When the pandemic closed schools in March 2020, Piedmont City Schools didn’t have to scramble to purchase laptops. The system didn’t have to figure out how to get their students internet access. It didn’t have to digitize its course materials.
Piedmont did those things a decade ago, gaining national recognition and accolades.
But Piedmont also knew, thanks to their digital experience, that teaching through technology takes preparation and practice and can lead to a declining performance if relied on too heavily.
And ultimately, Piedmont has learned the connection that matters most is not the internet connection; it’s the connection between student and teacher and student and the school. As soon as they could safely reopen, they did.
“There is no substitute for face-to-face learning no matter how versed you are in delivering digital instruction,” said Piedmont Superintendent Mike Hayes.
Results of Alabama’s new standardized test, the Alabama Comprehensive Assessment Program (ACAP), provide evidence that Piedmont’s experience and approach helped its students excel. Piedmont students outscored state averages in math and reading at every grade level.
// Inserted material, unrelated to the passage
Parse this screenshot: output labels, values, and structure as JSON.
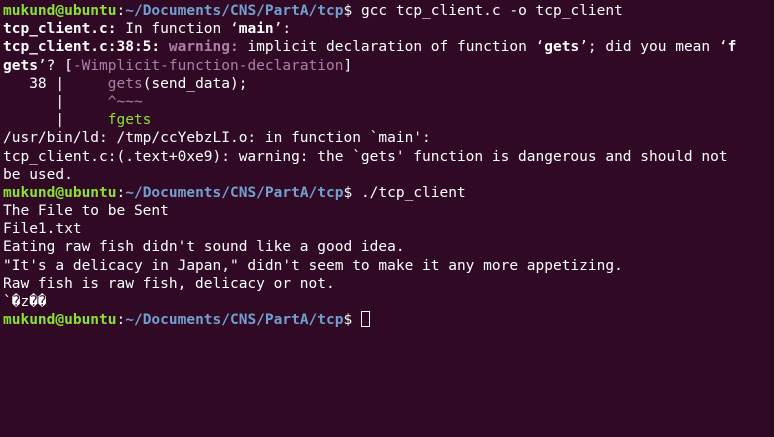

Figure 1. Percentage of students proficient as measured by ACAP math and English language arts assessments, 2021, Grades 3-8, Piedmont vs. State of Alabama average